EFFORTS ARE UNDER WAY TO REVIEW existing requirements for laboratory certification under the federal Clinical Laboratory Improvement Act (CLIA). CLIA legislation was a response by Congress to widely-publicized failings in the quality and performance of certain cytology and office laboratories during the 1980s. It has been 16 years since the existing requirements took effect.
It was 1992 when these CLIA laboratory certification standards were published by the Centers for Medicare & Medicaid Services (CMS) and became effective. Since that time, laboratory medicine has seen new technologies, new assays, and new laboratory practices become accepted into clinical practice. The objective of this unfolding review and revision to CLIA laboratory certification requirements is to reflect these changes in laboratory practices in the CLIA laboratory standards.
In a recent intelligence briefing on the subject of quality management systems (QMS), THE DARK REPORT commented that it was likely that the “impending reform and updating of CLIA standards will include a requirement that, to maintain status as a CLIA-licensed laboratory, the candidate laboratory must demonstrate its effective use of quality management systems in its daily operations.” (See TDR, August 18, 2008.)
No Plans For QMS Standards
“That is simply not the case,” stated CMS Director of Laboratory Services, Judy Yost, in a recent telephone interview with THE DARK REPORT. “There is no plan to review and incorporate the principles of quality management systems into current CLIA standards any more than what currently exists.”
Yost further noted that the ongoing review is neither a reform nor a major overhaul to existing CLIA requirements. “What is intended is to update the proficiency testing (PT) standards for laboratories, PT programs and the list of analytes for which PT is required to better align with the current practice of laboratory medicine,” she stated. “At its core, CLIA is a program to ensure quality testing in laboratories covered under these regulations.”
CLIA Licensure Standards
One factor that increases the complexity of developing appropriate CLIA laboratory licensure standards is that the requirements must be appropriate to sup- port accurate testing in a variety of laboratory types and settings. More than 206,000 CLIA certified laboratories operate in this country. These labs can be small and located in physicians’ offices, clinics and a multitude of other sites. They include the various laboratory testing sites in hospitals, integrated healthcare systems and reference laboratories.

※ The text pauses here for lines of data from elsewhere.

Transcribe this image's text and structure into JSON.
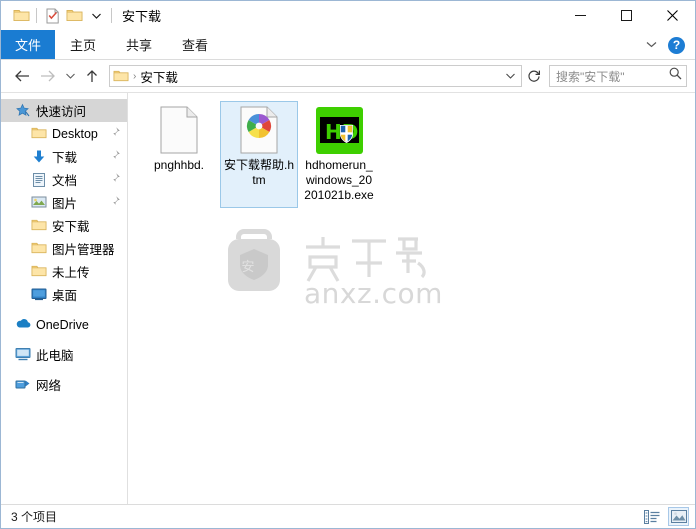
{
  "window": {
    "title": "安下载",
    "quick_access": [
      {
        "name": "folder-icon",
        "label": "属性"
      },
      {
        "name": "properties-icon",
        "label": "属性"
      },
      {
        "name": "new-folder-icon",
        "label": "新建文件夹"
      }
    ],
    "controls": {
      "minimize": "—",
      "maximize": "□",
      "close": "✕"
    }
  },
  "ribbon": {
    "tabs": [
      {
        "label": "文件",
        "active": true
      },
      {
        "label": "主页",
        "active": false
      },
      {
        "label": "共享",
        "active": false
      },
      {
        "label": "查看",
        "active": false
      }
    ],
    "collapse_label": "⌄",
    "help_label": "?"
  },
  "address": {
    "back": "←",
    "forward": "→",
    "recent": "⌄",
    "up": "↑",
    "breadcrumb": [
      "安下载"
    ],
    "dropdown": "⌄",
    "refresh": "↻"
  },
  "search": {
    "placeholder": "搜索\"安下载\"",
    "icon": "search-icon"
  },
  "sidebar": {
    "items": [
      {
        "label": "快速访问",
        "icon": "star-pin-icon",
        "selected": true,
        "indent": "root",
        "pinned": false
      },
      {
        "label": "Desktop",
        "icon": "folder-icon",
        "selected": false,
        "indent": "indent",
        "pinned": true
      },
      {
        "label": "下载",
        "icon": "download-icon",
        "selected": false,
        "indent": "indent",
        "pinned": true
      },
      {
        "label": "文档",
        "icon": "documents-icon",
        "selected": false,
        "indent": "indent",
        "pinned": true
      },
      {
        "label": "图片",
        "icon": "pictures-icon",
        "selected": false,
        "indent": "indent",
        "pinned": true
      },
      {
        "label": "安下载",
        "icon": "folder-icon",
        "selected": false,
        "indent": "indent",
        "pinned": false
      },
      {
        "label": "图片管理器",
        "icon": "folder-icon",
        "selected": false,
        "indent": "indent",
        "pinned": false
      },
      {
        "label": "未上传",
        "icon": "folder-icon",
        "selected": false,
        "indent": "indent",
        "pinned": false
      },
      {
        "label": "桌面",
        "icon": "desktop-icon",
        "selected": false,
        "indent": "indent",
        "pinned": false
      },
      {
        "label": "OneDrive",
        "icon": "onedrive-icon",
        "selected": false,
        "indent": "root",
        "pinned": false,
        "gap_before": true
      },
      {
        "label": "此电脑",
        "icon": "this-pc-icon",
        "selected": false,
        "indent": "root",
        "pinned": false,
        "gap_before": true
      },
      {
        "label": "网络",
        "icon": "network-icon",
        "selected": false,
        "indent": "root",
        "pinned": false,
        "gap_before": true
      }
    ]
  },
  "files": [
    {
      "name": "pnghhbd.",
      "icon": "blank-document-icon",
      "selected": false
    },
    {
      "name": "安下载帮助.htm",
      "icon": "chrome-html-icon",
      "selected": true
    },
    {
      "name": "hdhomerun_windows_20201021b.exe",
      "icon": "hd-homerun-app-icon",
      "selected": false
    }
  ],
  "watermark": {
    "text": "安下载",
    "domain": "anxz.com"
  },
  "status": {
    "item_count": "3 个项目",
    "views": [
      {
        "name": "details-view-button",
        "active": false
      },
      {
        "name": "large-icons-view-button",
        "active": true
      }
    ]
  },
  "colors": {
    "accent": "#1a7cd2",
    "selection_bg": "#e2f0fb",
    "selection_border": "#9bc8e8",
    "sidebar_selected": "#d6d6d6",
    "folder_yellow": "#fcd77f",
    "hd_green": "#3ecf00"
  }
}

Since introduction of the CLIA laboratory certification program in 1992, CMS’ inspection and proficiency testing (PT) data indicate improved performance over time. As well, there have only been isolated examples where a laboratory has systematically failed in ways that put patients at risk because of inaccurate or false test results.